Delk: Pitino "Took His Hands Off The Steering Wheel," Hired The Wrong Guys

Rick Pitino hired people who "didn't have his back," Tony Delk says, but he deserves another opportunity

Taz and the Moose
April 04, 2018 - 10:14 am

USA Today Images

Categories: 

Rick Pitino’s Louisville tenure came to an unceremonious end last year, this after an alleged pay-for-play scheme involving a highly ranked recruit. This incident was the latest of several transgressions committed by Pitino – or by people in and around his program.

Pitino, however, has maintained his innocence throughout and expressed a desire to coach again.

“I talked to coach a few months ago, and I know he’s very passionate and he still loves the game and definitely wants to get back in the game,” SEC college basketball analyst and NBA TV analyst Tony Delk said on Taz & The Moose. “I don’t know if it’s on the collegiate level.

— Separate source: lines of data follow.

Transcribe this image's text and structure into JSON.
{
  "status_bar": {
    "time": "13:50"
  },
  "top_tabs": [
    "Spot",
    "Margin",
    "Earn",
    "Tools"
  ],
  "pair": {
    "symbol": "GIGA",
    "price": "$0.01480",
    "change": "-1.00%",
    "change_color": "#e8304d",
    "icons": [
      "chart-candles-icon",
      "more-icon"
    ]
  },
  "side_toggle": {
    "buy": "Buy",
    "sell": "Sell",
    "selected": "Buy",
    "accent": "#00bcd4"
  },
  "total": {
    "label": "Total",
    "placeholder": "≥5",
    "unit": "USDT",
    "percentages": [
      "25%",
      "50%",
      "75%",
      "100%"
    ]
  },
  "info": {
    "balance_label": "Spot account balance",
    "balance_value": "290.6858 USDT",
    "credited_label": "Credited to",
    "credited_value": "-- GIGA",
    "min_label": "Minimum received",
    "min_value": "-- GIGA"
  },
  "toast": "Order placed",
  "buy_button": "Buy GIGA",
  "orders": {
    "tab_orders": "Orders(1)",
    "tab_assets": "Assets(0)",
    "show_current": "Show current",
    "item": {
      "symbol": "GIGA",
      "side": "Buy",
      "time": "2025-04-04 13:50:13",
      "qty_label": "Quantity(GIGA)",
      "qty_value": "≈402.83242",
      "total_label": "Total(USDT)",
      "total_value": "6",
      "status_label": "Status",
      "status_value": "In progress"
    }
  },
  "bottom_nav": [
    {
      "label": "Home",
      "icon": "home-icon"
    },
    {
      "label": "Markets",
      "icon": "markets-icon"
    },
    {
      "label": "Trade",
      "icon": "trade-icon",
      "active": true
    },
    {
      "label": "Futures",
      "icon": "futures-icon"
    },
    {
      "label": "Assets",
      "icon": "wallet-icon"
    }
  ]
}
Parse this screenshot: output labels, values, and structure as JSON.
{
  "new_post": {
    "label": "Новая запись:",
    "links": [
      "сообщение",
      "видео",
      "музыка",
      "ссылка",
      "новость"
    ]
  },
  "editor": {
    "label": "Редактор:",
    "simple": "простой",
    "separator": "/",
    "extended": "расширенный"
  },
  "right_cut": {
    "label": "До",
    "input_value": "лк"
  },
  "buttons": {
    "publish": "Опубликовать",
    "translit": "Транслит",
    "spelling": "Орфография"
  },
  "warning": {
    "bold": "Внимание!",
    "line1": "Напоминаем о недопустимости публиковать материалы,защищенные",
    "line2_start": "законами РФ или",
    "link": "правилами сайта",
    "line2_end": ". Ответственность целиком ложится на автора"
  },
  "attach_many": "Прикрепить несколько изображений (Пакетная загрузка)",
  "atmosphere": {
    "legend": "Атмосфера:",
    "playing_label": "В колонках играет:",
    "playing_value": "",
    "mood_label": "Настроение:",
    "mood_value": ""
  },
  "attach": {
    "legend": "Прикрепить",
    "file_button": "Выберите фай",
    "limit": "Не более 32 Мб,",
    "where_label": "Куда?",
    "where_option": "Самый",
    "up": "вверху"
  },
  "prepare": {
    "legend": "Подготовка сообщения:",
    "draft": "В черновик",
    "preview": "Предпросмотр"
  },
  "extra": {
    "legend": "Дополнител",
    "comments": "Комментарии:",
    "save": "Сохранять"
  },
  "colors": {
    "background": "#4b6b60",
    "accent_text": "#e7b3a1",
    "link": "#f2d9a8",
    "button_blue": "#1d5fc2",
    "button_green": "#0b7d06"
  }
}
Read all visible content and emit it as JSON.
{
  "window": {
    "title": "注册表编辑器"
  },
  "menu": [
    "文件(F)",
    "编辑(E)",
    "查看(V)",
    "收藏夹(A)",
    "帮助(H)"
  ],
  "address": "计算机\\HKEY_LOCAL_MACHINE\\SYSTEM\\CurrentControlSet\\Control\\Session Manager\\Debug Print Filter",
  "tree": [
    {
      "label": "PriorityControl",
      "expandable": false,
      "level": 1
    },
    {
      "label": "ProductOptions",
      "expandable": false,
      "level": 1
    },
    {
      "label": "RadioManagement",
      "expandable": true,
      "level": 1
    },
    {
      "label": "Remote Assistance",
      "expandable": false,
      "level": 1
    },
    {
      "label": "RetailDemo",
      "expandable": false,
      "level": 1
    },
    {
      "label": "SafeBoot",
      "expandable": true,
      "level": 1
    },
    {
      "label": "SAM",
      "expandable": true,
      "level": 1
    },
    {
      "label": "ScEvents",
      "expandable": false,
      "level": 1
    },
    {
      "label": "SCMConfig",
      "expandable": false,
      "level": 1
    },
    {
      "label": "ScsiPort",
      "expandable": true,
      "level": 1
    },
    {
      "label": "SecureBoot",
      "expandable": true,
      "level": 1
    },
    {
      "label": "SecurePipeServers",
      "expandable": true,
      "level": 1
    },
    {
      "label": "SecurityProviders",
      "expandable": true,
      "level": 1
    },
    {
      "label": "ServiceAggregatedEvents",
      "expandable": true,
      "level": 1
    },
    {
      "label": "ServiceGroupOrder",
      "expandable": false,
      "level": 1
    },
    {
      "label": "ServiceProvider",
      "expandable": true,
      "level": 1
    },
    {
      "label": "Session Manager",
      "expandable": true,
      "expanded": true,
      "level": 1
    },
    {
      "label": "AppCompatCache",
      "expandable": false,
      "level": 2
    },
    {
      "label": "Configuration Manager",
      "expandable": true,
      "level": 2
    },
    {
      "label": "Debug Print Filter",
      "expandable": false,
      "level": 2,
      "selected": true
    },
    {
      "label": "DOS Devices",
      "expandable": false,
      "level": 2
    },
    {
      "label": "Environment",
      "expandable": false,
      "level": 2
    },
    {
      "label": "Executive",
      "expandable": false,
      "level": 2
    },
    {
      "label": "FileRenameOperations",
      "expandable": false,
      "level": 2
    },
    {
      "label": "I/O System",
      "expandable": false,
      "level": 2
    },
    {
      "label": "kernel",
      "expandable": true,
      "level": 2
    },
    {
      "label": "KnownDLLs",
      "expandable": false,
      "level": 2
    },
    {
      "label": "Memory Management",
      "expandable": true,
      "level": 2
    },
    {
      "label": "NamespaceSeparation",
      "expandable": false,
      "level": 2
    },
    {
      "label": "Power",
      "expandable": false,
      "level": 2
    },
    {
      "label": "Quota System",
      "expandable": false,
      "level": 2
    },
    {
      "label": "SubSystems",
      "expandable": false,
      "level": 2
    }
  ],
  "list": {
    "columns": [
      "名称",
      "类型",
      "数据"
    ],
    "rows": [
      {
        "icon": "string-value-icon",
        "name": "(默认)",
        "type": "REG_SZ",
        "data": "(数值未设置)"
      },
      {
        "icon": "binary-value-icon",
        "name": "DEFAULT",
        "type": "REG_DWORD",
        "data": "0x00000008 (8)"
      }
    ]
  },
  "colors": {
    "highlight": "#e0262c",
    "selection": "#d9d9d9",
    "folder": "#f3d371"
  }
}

I just think coach wants to be given the opportunity.”

Delk played for Pitino at Kentucky. In 1996, Delk was SEC Player of the Year, a consensus first-team All-American, and the Final Four’s Most Outstanding Player, as he led the Wildcats to the national championship.

“He’s by far the best coach I ever played for,” Delk said. “That’s not a knock against the guys I played for in the NBA and my high school coach, but Coach Pitino taught me so much about the game from a mental aspect, physically being in great shape, and just understanding the game from an IQ standpoint. He was one of the most knowledgeable coaches that’s in college basketball. He was able to not only take his players and make those guys pros, he has really good assistant coaches that became head coaches.”

It's difficult to dispute any of that. At some point, though, Pitino lost his way.

“During his time at Louisville, he had a chance to hire a lot of people and give those people opportunities to be able to take care of the family,” Delk said. “I just think the last couple years, he hired the wrong guys. He hired the wrong guys – guys that didn’t have his back. When you think about loyalty, I thought he had a lot of it early on, and then there were guys that were just coming in, basically doing their time and they were looking to get to the next job. Coach might have took his hands off the steering wheel. But it doesn’t mean he doesn’t know basketball or he’s not passionate about what he does. I’m just waiting for somebody just to step up and give him the opportunity.”

Pitino was reportedly close to becoming the next head coach at Rhode Island, but both sides have denied that.

“I know there’s been a couple different talks about different programs,” Delk said. “It’s going to have to be the right situation for him. Whatever AD or program hires him, they’re getting a really, really good coach – a great coach, not a good coach."